GIVEN INFORMATION
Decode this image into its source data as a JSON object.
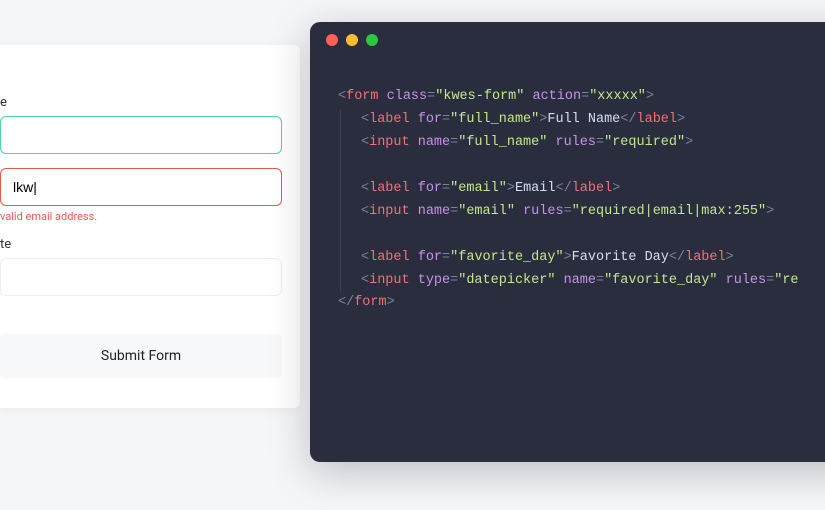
{
  "form": {
    "full_name": {
      "label": "e",
      "value": ""
    },
    "email": {
      "value": "lkw|",
      "error": "valid email address."
    },
    "favorite_day": {
      "label": "te",
      "value": ""
    },
    "submit_label": "Submit Form"
  },
  "window": {
    "dots": [
      "red",
      "yellow",
      "green"
    ]
  },
  "code": {
    "lines": [
      {
        "indent": 0,
        "tokens": [
          {
            "t": "<",
            "c": "c-punc"
          },
          {
            "t": "form ",
            "c": "c-tag"
          },
          {
            "t": "class",
            "c": "c-attr"
          },
          {
            "t": "=",
            "c": "c-punc"
          },
          {
            "t": "\"kwes-form\"",
            "c": "c-str"
          },
          {
            "t": " ",
            "c": "c-punc"
          },
          {
            "t": "action",
            "c": "c-attr"
          },
          {
            "t": "=",
            "c": "c-punc"
          },
          {
            "t": "\"xxxxx\"",
            "c": "c-str"
          },
          {
            "t": ">",
            "c": "c-punc"
          }
        ]
      },
      {
        "indent": 1,
        "tokens": [
          {
            "t": "<",
            "c": "c-punc"
          },
          {
            "t": "label ",
            "c": "c-tag"
          },
          {
            "t": "for",
            "c": "c-attr"
          },
          {
            "t": "=",
            "c": "c-punc"
          },
          {
            "t": "\"full_name\"",
            "c": "c-str"
          },
          {
            "t": ">",
            "c": "c-punc"
          },
          {
            "t": "Full Name",
            "c": "c-text"
          },
          {
            "t": "</",
            "c": "c-punc"
          },
          {
            "t": "label",
            "c": "c-tag"
          },
          {
            "t": ">",
            "c": "c-punc"
          }
        ]
      },
      {
        "indent": 1,
        "tokens": [
          {
            "t": "<",
            "c": "c-punc"
          },
          {
            "t": "input ",
            "c": "c-tag"
          },
          {
            "t": "name",
            "c": "c-attr"
          },
          {
            "t": "=",
            "c": "c-punc"
          },
          {
            "t": "\"full_name\"",
            "c": "c-str"
          },
          {
            "t": " ",
            "c": "c-punc"
          },
          {
            "t": "rules",
            "c": "c-attr"
          },
          {
            "t": "=",
            "c": "c-punc"
          },
          {
            "t": "\"required\"",
            "c": "c-str"
          },
          {
            "t": ">",
            "c": "c-punc"
          }
        ]
      },
      {
        "indent": 1,
        "blank": true
      },
      {
        "indent": 1,
        "tokens": [
          {
            "t": "<",
            "c": "c-punc"
          },
          {
            "t": "label ",
            "c": "c-tag"
          },
          {
            "t": "for",
            "c": "c-attr"
          },
          {
            "t": "=",
            "c": "c-punc"
          },
          {
            "t": "\"email\"",
            "c": "c-str"
          },
          {
            "t": ">",
            "c": "c-punc"
          },
          {
            "t": "Email",
            "c": "c-text"
          },
          {
            "t": "</",
            "c": "c-punc"
          },
          {
            "t": "label",
            "c": "c-tag"
          },
          {
            "t": ">",
            "c": "c-punc"
          }
        ]
      },
      {
        "indent": 1,
        "tokens": [
          {
            "t": "<",
            "c": "c-punc"
          },
          {
            "t": "input ",
            "c": "c-tag"
          },
          {
            "t": "name",
            "c": "c-attr"
          },
          {
            "t": "=",
            "c": "c-punc"
          },
          {
            "t": "\"email\"",
            "c": "c-str"
          },
          {
            "t": " ",
            "c": "c-punc"
          },
          {
            "t": "rules",
            "c": "c-attr"
          },
          {
            "t": "=",
            "c": "c-punc"
          },
          {
            "t": "\"required|email|max:255\"",
            "c": "c-str"
          },
          {
            "t": ">",
            "c": "c-punc"
          }
        ]
      },
      {
        "indent": 1,
        "blank": true
      },
      {
        "indent": 1,
        "tokens": [
          {
            "t": "<",
            "c": "c-punc"
          },
          {
            "t": "label ",
            "c": "c-tag"
          },
          {
            "t": "for",
            "c": "c-attr"
          },
          {
            "t": "=",
            "c": "c-punc"
          },
          {
            "t": "\"favorite_day\"",
            "c": "c-str"
          },
          {
            "t": ">",
            "c": "c-punc"
          },
          {
            "t": "Favorite Day",
            "c": "c-text"
          },
          {
            "t": "</",
            "c": "c-punc"
          },
          {
            "t": "label",
            "c": "c-tag"
          },
          {
            "t": ">",
            "c": "c-punc"
          }
        ]
      },
      {
        "indent": 1,
        "tokens": [
          {
            "t": "<",
            "c": "c-punc"
          },
          {
            "t": "input ",
            "c": "c-tag"
          },
          {
            "t": "type",
            "c": "c-attr"
          },
          {
            "t": "=",
            "c": "c-punc"
          },
          {
            "t": "\"datepicker\"",
            "c": "c-str"
          },
          {
            "t": " ",
            "c": "c-punc"
          },
          {
            "t": "name",
            "c": "c-attr"
          },
          {
            "t": "=",
            "c": "c-punc"
          },
          {
            "t": "\"favorite_day\"",
            "c": "c-str"
          },
          {
            "t": " ",
            "c": "c-punc"
          },
          {
            "t": "rules",
            "c": "c-attr"
          },
          {
            "t": "=",
            "c": "c-punc"
          },
          {
            "t": "\"re",
            "c": "c-str"
          }
        ]
      },
      {
        "indent": 0,
        "tokens": [
          {
            "t": "</",
            "c": "c-punc"
          },
          {
            "t": "form",
            "c": "c-tag"
          },
          {
            "t": ">",
            "c": "c-punc"
          }
        ]
      }
    ]
  }
}
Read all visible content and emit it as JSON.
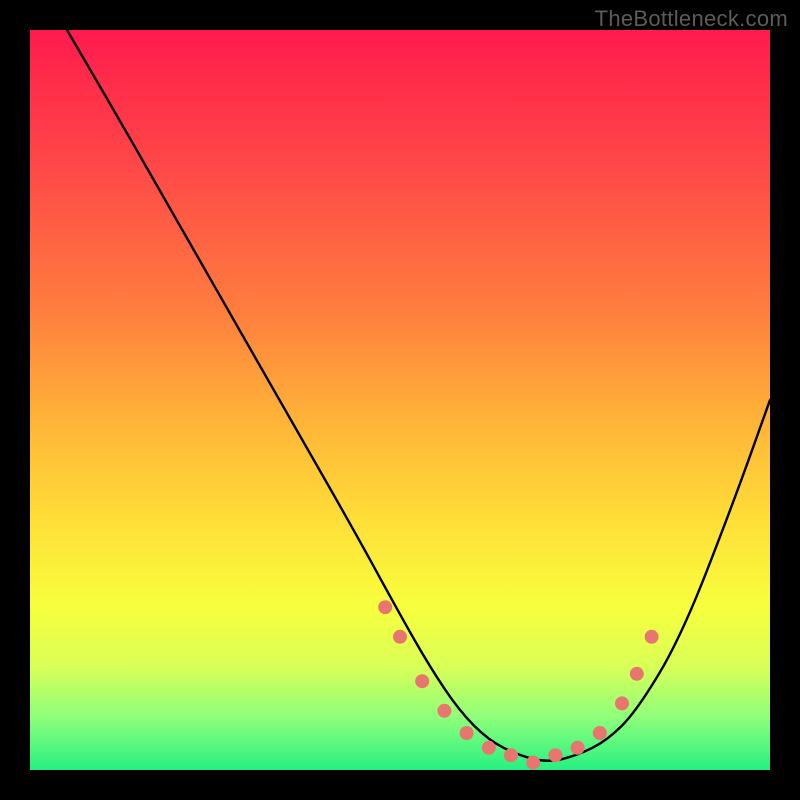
{
  "watermark": "TheBottleneck.com",
  "chart_data": {
    "type": "line",
    "title": "",
    "xlabel": "",
    "ylabel": "",
    "ylim": [
      0,
      100
    ],
    "xlim": [
      0,
      100
    ],
    "series": [
      {
        "name": "bottleneck-curve",
        "x": [
          5,
          12,
          20,
          28,
          36,
          44,
          50,
          54,
          58,
          62,
          66,
          70,
          74,
          78,
          82,
          88,
          95,
          100
        ],
        "y": [
          100,
          88,
          74,
          60,
          46,
          32,
          21,
          14,
          8,
          4,
          2,
          1,
          2,
          4,
          8,
          18,
          36,
          50
        ]
      }
    ],
    "markers": {
      "name": "highlight-dots",
      "x": [
        48,
        50,
        53,
        56,
        59,
        62,
        65,
        68,
        71,
        74,
        77,
        80,
        82,
        84
      ],
      "y": [
        22,
        18,
        12,
        8,
        5,
        3,
        2,
        1,
        2,
        3,
        5,
        9,
        13,
        18
      ]
    },
    "gradient_stops": [
      {
        "pos": 0,
        "color": "#ff1a4f"
      },
      {
        "pos": 18,
        "color": "#ff4748"
      },
      {
        "pos": 38,
        "color": "#ff7e3e"
      },
      {
        "pos": 66,
        "color": "#ffde38"
      },
      {
        "pos": 86,
        "color": "#d9ff57"
      },
      {
        "pos": 100,
        "color": "#26f081"
      }
    ],
    "note": "Axes are unlabeled in the source image; x and y expressed as 0–100 percent of the plot area. y=0 at bottom."
  }
}
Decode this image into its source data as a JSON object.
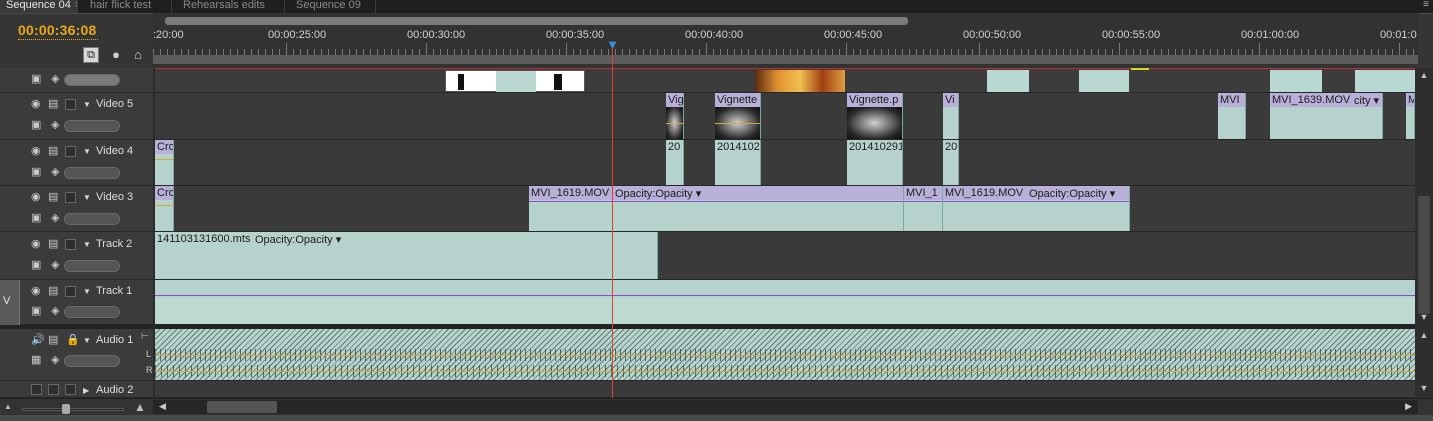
{
  "tabs": [
    {
      "label": "Sequence 04",
      "active": true,
      "close": "×"
    },
    {
      "label": "hair flick test",
      "active": false
    },
    {
      "label": "Rehearsals edits",
      "active": false
    },
    {
      "label": "Sequence 09",
      "active": false
    }
  ],
  "panel_menu_icon": "panel-menu-icon",
  "timecode": "00:00:36:08",
  "ruler": {
    "labels": [
      ":20:00",
      "00:00:25:00",
      "00:00:30:00",
      "00:00:35:00",
      "00:00:40:00",
      "00:00:45:00",
      "00:00:50:00",
      "00:00:55:00",
      "00:01:00:00",
      "00:01:0"
    ]
  },
  "tracks": {
    "video5": {
      "name": "Video 5"
    },
    "video4": {
      "name": "Video 4"
    },
    "video3": {
      "name": "Video 3"
    },
    "track2": {
      "name": "Track 2"
    },
    "track1": {
      "name": "Track 1",
      "target_label": "V"
    },
    "audio1": {
      "name": "Audio 1",
      "left": "L",
      "right": "R"
    },
    "audio2": {
      "name": "Audio 2"
    }
  },
  "clips": {
    "v5": [
      {
        "label": "Vig"
      },
      {
        "label": "Vignette"
      },
      {
        "label": "Vignette.p"
      },
      {
        "label": "Vi"
      },
      {
        "label": "MVI"
      },
      {
        "label": "MVI_1639.MOV",
        "fx": "city ▾"
      },
      {
        "label": "M"
      }
    ],
    "v4": [
      {
        "label": "Cro"
      },
      {
        "label": "20"
      },
      {
        "label": "2014102"
      },
      {
        "label": "201410291"
      },
      {
        "label": "20"
      }
    ],
    "v3": [
      {
        "label": "Cro"
      },
      {
        "label": "MVI_1619.MOV",
        "fx": "Opacity:Opacity ▾"
      },
      {
        "label": "MVI_1"
      },
      {
        "label": "MVI_1619.MOV",
        "fx": "Opacity:Opacity ▾"
      }
    ],
    "t2": [
      {
        "label": "141103131600.mts",
        "fx": "Opacity:Opacity ▾"
      }
    ]
  },
  "colors": {
    "timecode": "#e8a818",
    "playhead": "#e0402c",
    "clip": "#b9d8d1",
    "clip_header": "#b8b0d8"
  }
}
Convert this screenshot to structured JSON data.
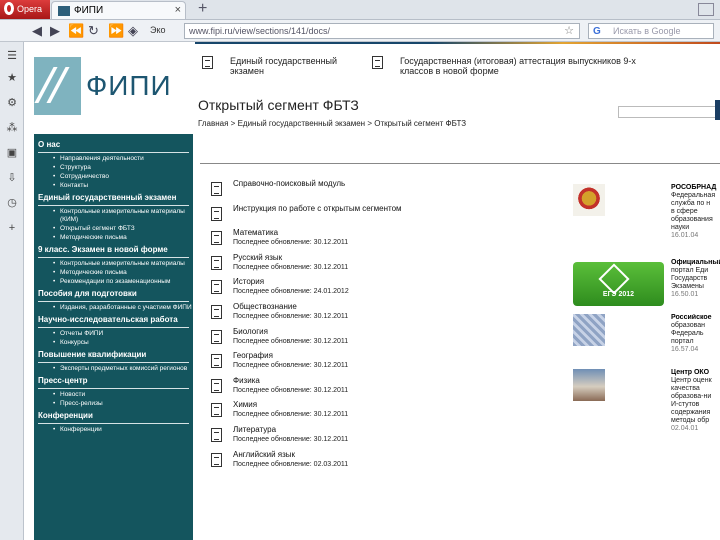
{
  "browser": {
    "menu_label": "Opera",
    "tab_title": "ФИПИ",
    "tab_close": "×",
    "new_tab": "+",
    "eco_label": "Эко",
    "url": "www.fipi.ru/view/sections/141/docs/",
    "search_placeholder": "Искать в Google"
  },
  "header": {
    "link1": "Единый государственный экзамен",
    "link2": "Государственная (итоговая) аттестация выпускников 9-х классов в новой форме",
    "logo_text": "ФИПИ",
    "page_title": "Открытый сегмент ФБТЗ",
    "breadcrumb": "Главная > Единый государственный экзамен > Открытый сегмент ФБТЗ"
  },
  "sidebar": {
    "sections": [
      {
        "title": "О нас",
        "items": [
          "Направления деятельности",
          "Структура",
          "Сотрудничество",
          "Контакты"
        ]
      },
      {
        "title": "Единый государственный экзамен",
        "items": [
          "Контрольные измерительные материалы (КИМ)",
          "Открытый сегмент ФБТЗ",
          "Методические письма"
        ]
      },
      {
        "title": "9 класс. Экзамен в новой форме",
        "items": [
          "Контрольные измерительные материалы",
          "Методические письма",
          "Рекомендации по экзаменационным"
        ]
      },
      {
        "title": "Пособия для подготовки",
        "items": [
          "Издания, разработанные с участием ФИПИ"
        ]
      },
      {
        "title": "Научно-исследовательская работа",
        "items": [
          "Отчеты ФИПИ",
          "Конкурсы"
        ]
      },
      {
        "title": "Повышение квалификации",
        "items": [
          "Эксперты предметных комиссий регионов"
        ]
      },
      {
        "title": "Пресс-центр",
        "items": [
          "Новости",
          "Пресс-релизы"
        ]
      },
      {
        "title": "Конференции",
        "items": [
          "Конференции"
        ]
      }
    ]
  },
  "docs": [
    {
      "title": "Справочно-поисковый модуль",
      "date": ""
    },
    {
      "title": "Инструкция по работе с открытым сегментом",
      "date": ""
    },
    {
      "title": "Математика",
      "date": "Последнее обновление: 30.12.2011"
    },
    {
      "title": "Русский язык",
      "date": "Последнее обновление: 30.12.2011"
    },
    {
      "title": "История",
      "date": "Последнее обновление: 24.01.2012"
    },
    {
      "title": "Обществознание",
      "date": "Последнее обновление: 30.12.2011"
    },
    {
      "title": "Биология",
      "date": "Последнее обновление: 30.12.2011"
    },
    {
      "title": "География",
      "date": "Последнее обновление: 30.12.2011"
    },
    {
      "title": "Физика",
      "date": "Последнее обновление: 30.12.2011"
    },
    {
      "title": "Химия",
      "date": "Последнее обновление: 30.12.2011"
    },
    {
      "title": "Литература",
      "date": "Последнее обновление: 30.12.2011"
    },
    {
      "title": "Английский язык",
      "date": "Последнее обновление: 02.03.2011"
    }
  ],
  "right": {
    "ege_badge": "ЕГЭ 2012",
    "blocks": [
      {
        "title": "РОСОБРНАД",
        "lines": [
          "Федеральная",
          "служба по н",
          "в сфере",
          "образования",
          "науки"
        ],
        "date": "16.01.04"
      },
      {
        "title": "Официальный",
        "lines": [
          "портал Еди",
          "Государств",
          "Экзамены"
        ],
        "date": "16.50.01"
      },
      {
        "title": "Российское",
        "lines": [
          "образован",
          "Федераль",
          "портал"
        ],
        "date": "16.57.04"
      },
      {
        "title": "Центр ОКО",
        "lines": [
          "Центр оценк",
          "качества",
          "образова-ни",
          "И-стутов",
          "содержания",
          "методы обр"
        ],
        "date": "02.04.01"
      }
    ]
  }
}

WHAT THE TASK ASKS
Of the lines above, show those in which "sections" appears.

TASK SOLUTION
    "url": "www.fipi.ru/view/sections/141/docs/",
    "sections": [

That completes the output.